John Bercow is set for his last day as Speaker of the House of Commons today as he steps down after a decade in the chair.
Bercow, who is also standing down as MP for Buckingham, has been a controversial and increasingly notorious figure because of his Brexit interventions.
But while anti-EU MPs and tabloids have questioned the Speaker’s impartiality, he has remained popular with much of the public for his turn of phrase and spin on the traditional cry of “Order!” says the BBC.
Boris Johnson said that Bercow had been an innovator and a “great servant” of the House, says the BBC.
Jeremy Corbyn praised the Speaker for reforming the Commons and spreading a message on the importance Parliamentary democracy overseas.
“You’ve done so much to reform this House of Commons and our democracy is stronger for the way you’ve done it,” said the Labour leader in Metro.
Bercow’s final-day duties are set to include overseeing a government statement on future Parliamentary business and chairing questions to the environment secretary.
It will be a relatively quiet finish to a ten-year tenure that has seen the Speaker involved in plenty of entertaining and controversial moments.
The Week looks at some of the best:
Trump banned from Commons
Bercow blocked a proposed speech by Donald Trump to Parliament on the US president’s state visit to the UK in 2017.
“An address to both Houses of Parliament is not an automatic right; it is an earned honour,” he said. “My view is that he has not earned that honour,” The Independent reported.
“I would not wish to issue an invitation to President Trump to speak in the Royal Gallery…I feel very strongly that our opposition to racism and to sexism and our support for equality before the law and an independent judiciary are hugely important considerations in the House of Commons.”
Bercow also cited Trump’s “migrant ban”, aimed at stopping Muslims entering the US, as a reason to prevent him addressing the Commons.
Bercow survives motion to unseat him
A motion to introduce a secret ballot to get rid of Bercow as Commons Speaker was introduced by William Hague and Michael Gove ahead of the 2015 election.
The motion was defeated by 228 votes to 202, prompting enthusiastic and rare applause in the chamber, says The Guardian.
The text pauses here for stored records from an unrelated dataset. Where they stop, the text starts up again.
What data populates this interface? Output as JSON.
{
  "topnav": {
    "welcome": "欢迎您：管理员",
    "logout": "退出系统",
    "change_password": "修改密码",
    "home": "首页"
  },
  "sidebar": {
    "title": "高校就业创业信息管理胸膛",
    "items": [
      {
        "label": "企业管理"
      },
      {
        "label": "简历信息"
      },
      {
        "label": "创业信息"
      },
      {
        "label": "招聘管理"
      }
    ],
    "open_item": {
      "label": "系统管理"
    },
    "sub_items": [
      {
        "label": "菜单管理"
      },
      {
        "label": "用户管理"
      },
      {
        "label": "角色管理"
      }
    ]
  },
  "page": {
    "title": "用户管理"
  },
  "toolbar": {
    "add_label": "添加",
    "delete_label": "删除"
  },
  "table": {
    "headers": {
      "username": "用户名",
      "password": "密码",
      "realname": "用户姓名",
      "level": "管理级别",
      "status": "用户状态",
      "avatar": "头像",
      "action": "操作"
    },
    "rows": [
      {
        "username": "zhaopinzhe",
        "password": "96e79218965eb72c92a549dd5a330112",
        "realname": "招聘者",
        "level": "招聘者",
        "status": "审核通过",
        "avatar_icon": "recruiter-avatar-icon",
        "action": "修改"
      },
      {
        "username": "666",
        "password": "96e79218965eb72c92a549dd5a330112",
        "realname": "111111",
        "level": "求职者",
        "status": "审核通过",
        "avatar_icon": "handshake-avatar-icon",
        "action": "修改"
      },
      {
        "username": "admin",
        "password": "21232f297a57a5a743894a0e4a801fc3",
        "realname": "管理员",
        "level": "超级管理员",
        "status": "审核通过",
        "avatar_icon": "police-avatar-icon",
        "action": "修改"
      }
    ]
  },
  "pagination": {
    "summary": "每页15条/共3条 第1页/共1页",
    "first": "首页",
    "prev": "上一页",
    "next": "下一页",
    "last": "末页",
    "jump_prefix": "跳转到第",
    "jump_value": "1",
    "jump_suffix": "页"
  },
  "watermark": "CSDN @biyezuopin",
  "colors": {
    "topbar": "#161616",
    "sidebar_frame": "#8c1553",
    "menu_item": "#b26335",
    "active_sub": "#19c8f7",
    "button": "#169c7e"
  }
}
Bercow was visibly emotional at the result, and gave the government front bench a cold stare after reading the result to the House.
Bercow enraged MPs after a sticker was spotted on his wife’s car window saying “Bollocks to Brexit”.
Tory MP Adam Holloway questioned the Speaker’s impartiality because of the slogan, the Daily Mirror reported in January.
“We’ve all noticed in recent months a sticker in your car making derogatory comments about Brexit,” he said in the Commons. To boos from MPs, he continued: “No! This is a serious point about partiality. Have you driven that car with the sticker there?” he asked.
Bercow interrupted Holloway, saying he had made a “factual error” after the MP described the car as belonging to the Speaker. “That sticker, on the subject of Brexit, happens to be affixed to my wife’s car,” said Bercow.
“I’m sure the honourable gentleman wouldn’t suggest for one moment that a wife is somehow the property or chattel of her husband,” he continued.
Michael Gove the “good boy”
During a particularly heated Brexit exchange in the Commons in September, Bercow was forced to call upon Michael Gove to be a “good boy” after the Chancellor of the Duchy of Lancaster was seen to be getting worked up.
Calling “order” as loud jeers met Jeremy Corbyn’s insistence that no-deal Brexit be taken “off the table”, Bercow then turned to Gove.
“I say to the Chancellor of the Duchy of Lancaster,” said Bercow to Gove, “that, when he turns up at our children’s school as a parent, he is a very well behaved fellow.
“He would not dare to behave like that in front of [Headmaster] Colin Hall and neither would I. Do not gesticulate. Do not rant. Spare us the theatrics.
“Behave yourself. Be a good boy, young man. Be a good boy.”
David Leakey, a former Black Rod, and Bercow’s former private secretary, Angus Sinclair, accused Bercow of bullying.
In 2018, Leakey described an incident in which Bercow allegedly “banged the table, yelled and was highly insulting to me personally” after the “red mist descended” on him.
Bercow’s spokesperson insisted there was “no substance” to the allegations by either man, and the Speaker himself made a statement to the Commons, the BBC reports.